An often-quoted phrase in the organizing industry is, “clutter is the result of delayed decisions,” from the wisdom of long-time organizing expert Barbara Hemphill (Taming the Paper Tiger.) Making timely decisions is the heart of getting and staying organized, but many of us struggle with even the most simple of decisions on a regular basis.
Having piles of paper on your desk, or on your kitchen countertop, is the result of NOT making a decision about those papers’ significance, their relevance, or their proper place, whether temporary or permanent. Piles of clothes in your closet that you never wear because they don’t fit, are worn out, are out of style, or just don’t fit your lifestyle anymore are a result of not making a decision. We put off the decision to let the item of clothing go, either to trash, donation or consignment, whenever we try it on, take it off and drop in on the floor, or pass over it in the closet for the thousandth time, or just ignore it in the overstuffed dresser drawer again and again.
Sometimes those decisions are painful because they force us to face an unpleasant reality: we’ve gained weight, we wasted money on something that wasn’t right to begin with, we received a gift from someone and don’t want to hurt their feelings by letting it go. Sometimes the sight of all of those piles of clutter are a reminder of the money that we spent on things that we didn’t really need, can’t really use, and as a result, we’re now struggling under a mound of credit card debt that just doesn’t get any smaller (like the pile of stuff that grows and grows.) Making a decision to finally stop spending, or to give away those ill-fitting clothes, or to address the growing pile of paper, can be challenging.
However, delaying the decision doesn’t make it easier. It just adds to the pile of “mind clutter” – the stress of knowing that there could be something important in the pile of mail you’ve delayed opening, or the frustration of not being able to find what you want when you need it, or the embarrassment of arriving late yet again for another appointment, or forgetting another meeting, or not filing that report on time.
Yes, making decisions can be really hard! But sometimes, we agonize over even the smallest of simple decisions – those which are of very little consequence. The catalog pages pile up because we can’t decide what size sweater to buy. The paint chips pile up because we can’t decide what color to paint the kitchen. The papers pile up because we can’t decide what category to file them under. The social RSVP’s pile up because we can’t decide if we really want to go, or will something better come along?
And I ask you RIGHT NOW to weigh the consequences of your decisions. I get that taking time to decide what house to buy requires some decision-making muscle! But most of the things that we put off making decisions about are of very little long-term consequence. 99% of the stuff that we need to decide about is completely reversible, or reversible with very minor repercussions.
So – the sweater doesn’t fit.

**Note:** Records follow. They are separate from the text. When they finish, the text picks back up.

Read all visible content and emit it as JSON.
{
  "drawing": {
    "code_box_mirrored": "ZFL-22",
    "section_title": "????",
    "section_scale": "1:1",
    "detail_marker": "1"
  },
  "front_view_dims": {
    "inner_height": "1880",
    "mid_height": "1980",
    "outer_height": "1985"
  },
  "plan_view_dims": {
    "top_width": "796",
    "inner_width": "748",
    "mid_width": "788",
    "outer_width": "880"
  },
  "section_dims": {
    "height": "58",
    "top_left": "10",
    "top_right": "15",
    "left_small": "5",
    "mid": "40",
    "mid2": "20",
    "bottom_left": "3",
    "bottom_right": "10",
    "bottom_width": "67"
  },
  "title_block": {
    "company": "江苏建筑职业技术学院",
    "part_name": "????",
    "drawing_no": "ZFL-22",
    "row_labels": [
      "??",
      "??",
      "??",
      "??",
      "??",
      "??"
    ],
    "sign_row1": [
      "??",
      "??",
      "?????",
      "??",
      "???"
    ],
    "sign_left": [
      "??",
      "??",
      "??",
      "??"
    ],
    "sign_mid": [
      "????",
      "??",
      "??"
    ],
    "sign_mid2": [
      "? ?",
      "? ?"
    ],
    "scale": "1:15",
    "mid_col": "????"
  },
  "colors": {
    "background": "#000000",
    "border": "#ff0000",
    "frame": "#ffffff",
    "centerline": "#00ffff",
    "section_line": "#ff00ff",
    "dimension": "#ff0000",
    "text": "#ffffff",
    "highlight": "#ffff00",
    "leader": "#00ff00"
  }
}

Return it, and buy a different size. Or just order 2 sizes to begin with and return one! Paint the kitchen orchid – if you hate it, it can always be painted again (and orchid is very in now….) File those papers into the closest appropriate category, or – brace yourself, Effie – make a NEW file for it! (acknowledging that we never look at 80% of what we file ever again.) That party RSVP? You know nothing better ever really comes along – what you really end up doing is feeling guilty that you never responded and everyone tells you what a great time you missed! Yes, I’m trotting out that old cliche – just DO IT! It almost always works out fine, and it just feels so much better to get it done. And you have the added benefit of not letting piles of undone clutter build up.
As for the credit card debt created by those piles of stuff you keep buying? Next time you’re ready to swipe, ask yourself a few questions: Do I really need this? Where will I put it? What will it replace? And the most important question of all: What emotional hole am I trying to fill by buying this right now? The answer may surprise you.